- EXERCISE GOAL -
Reproduce, word for word, all of the records; the pictures stay out.

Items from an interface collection
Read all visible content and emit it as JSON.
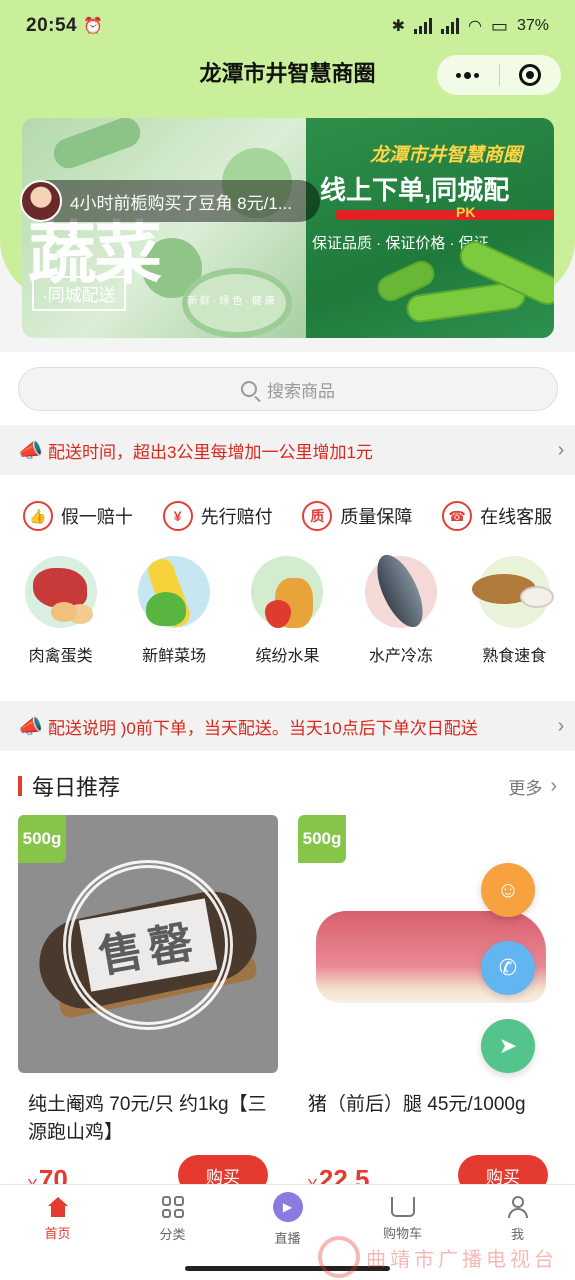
{
  "status_bar": {
    "time": "20:54",
    "battery": "37%"
  },
  "nav": {
    "title": "龙潭市井智慧商圈"
  },
  "banner": {
    "left_big_word": "蔬菜",
    "left_tag": "·同城配送",
    "left_tiny_text": "新鲜·绿色·健康",
    "right_brand": "龙潭市井智慧商圈",
    "right_slogan": "线上下单,同城配",
    "right_pk": "PK",
    "right_guarantee": "保证品质 · 保证价格 · 保证"
  },
  "ticker": {
    "text": "4小时前栀购买了豆角 8元/1..."
  },
  "search": {
    "placeholder": "搜索商品"
  },
  "notice1": {
    "text": "配送时间，超出3公里每增加一公里增加1元"
  },
  "guarantees": [
    {
      "label": "假一赔十",
      "icon": "👍"
    },
    {
      "label": "先行赔付",
      "icon": "¥"
    },
    {
      "label": "质量保障",
      "icon": "质"
    },
    {
      "label": "在线客服",
      "icon": "☎"
    }
  ],
  "categories": [
    {
      "label": "肉禽蛋类"
    },
    {
      "label": "新鲜菜场"
    },
    {
      "label": "缤纷水果"
    },
    {
      "label": "水产冷冻"
    },
    {
      "label": "熟食速食"
    }
  ],
  "notice2": {
    "text": "配送说明 )0前下单，当天配送。当天10点后下单次日配送"
  },
  "section": {
    "title": "每日推荐",
    "more": "更多"
  },
  "products": [
    {
      "weight": "500g",
      "title": "纯土阉鸡 70元/只 约1kg【三源跑山鸡】",
      "price_symbol": "¥",
      "price": "70",
      "buy": "购买",
      "soldout": "售罄"
    },
    {
      "weight": "500g",
      "title": "猪（前后）腿 45元/1000g",
      "price_symbol": "¥",
      "price": "22.5",
      "buy": "购买"
    }
  ],
  "tabs": [
    {
      "label": "首页",
      "icon": "home-icon",
      "active": true
    },
    {
      "label": "分类",
      "icon": "category-icon"
    },
    {
      "label": "直播",
      "icon": "live-icon"
    },
    {
      "label": "购物车",
      "icon": "cart-icon"
    },
    {
      "label": "我",
      "icon": "user-icon"
    }
  ],
  "watermark": {
    "text": "曲靖市广播电视台"
  },
  "colors": {
    "accent": "#e53a2f",
    "header_green": "#c9ef9b",
    "weight_tag": "#87c44a"
  }
}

- COMPLETED EXERCISE -
Read all visible content and emit it as JSON.
{
  "status_bar": {
    "time": "20:54",
    "battery": "37%"
  },
  "nav": {
    "title": "龙潭市井智慧商圈"
  },
  "banner": {
    "left_big_word": "蔬菜",
    "left_tag": "·同城配送",
    "left_tiny_text": "新鲜·绿色·健康",
    "right_brand": "龙潭市井智慧商圈",
    "right_slogan": "线上下单,同城配",
    "right_pk": "PK",
    "right_guarantee": "保证品质 · 保证价格 · 保证"
  },
  "ticker": {
    "text": "4小时前栀购买了豆角 8元/1..."
  },
  "search": {
    "placeholder": "搜索商品"
  },
  "notice1": {
    "text": "配送时间，超出3公里每增加一公里增加1元"
  },
  "guarantees": [
    {
      "label": "假一赔十",
      "icon": "👍"
    },
    {
      "label": "先行赔付",
      "icon": "¥"
    },
    {
      "label": "质量保障",
      "icon": "质"
    },
    {
      "label": "在线客服",
      "icon": "☎"
    }
  ],
  "categories": [
    {
      "label": "肉禽蛋类"
    },
    {
      "label": "新鲜菜场"
    },
    {
      "label": "缤纷水果"
    },
    {
      "label": "水产冷冻"
    },
    {
      "label": "熟食速食"
    }
  ],
  "notice2": {
    "text": "配送说明 )0前下单，当天配送。当天10点后下单次日配送"
  },
  "section": {
    "title": "每日推荐",
    "more": "更多"
  },
  "products": [
    {
      "weight": "500g",
      "title": "纯土阉鸡 70元/只 约1kg【三源跑山鸡】",
      "price_symbol": "¥",
      "price": "70",
      "buy": "购买",
      "soldout": "售罄"
    },
    {
      "weight": "500g",
      "title": "猪（前后）腿 45元/1000g",
      "price_symbol": "¥",
      "price": "22.5",
      "buy": "购买"
    }
  ],
  "tabs": [
    {
      "label": "首页",
      "icon": "home-icon",
      "active": true
    },
    {
      "label": "分类",
      "icon": "category-icon"
    },
    {
      "label": "直播",
      "icon": "live-icon"
    },
    {
      "label": "购物车",
      "icon": "cart-icon"
    },
    {
      "label": "我",
      "icon": "user-icon"
    }
  ],
  "watermark": {
    "text": "曲靖市广播电视台"
  },
  "colors": {
    "accent": "#e53a2f",
    "header_green": "#c9ef9b",
    "weight_tag": "#87c44a"
  }
}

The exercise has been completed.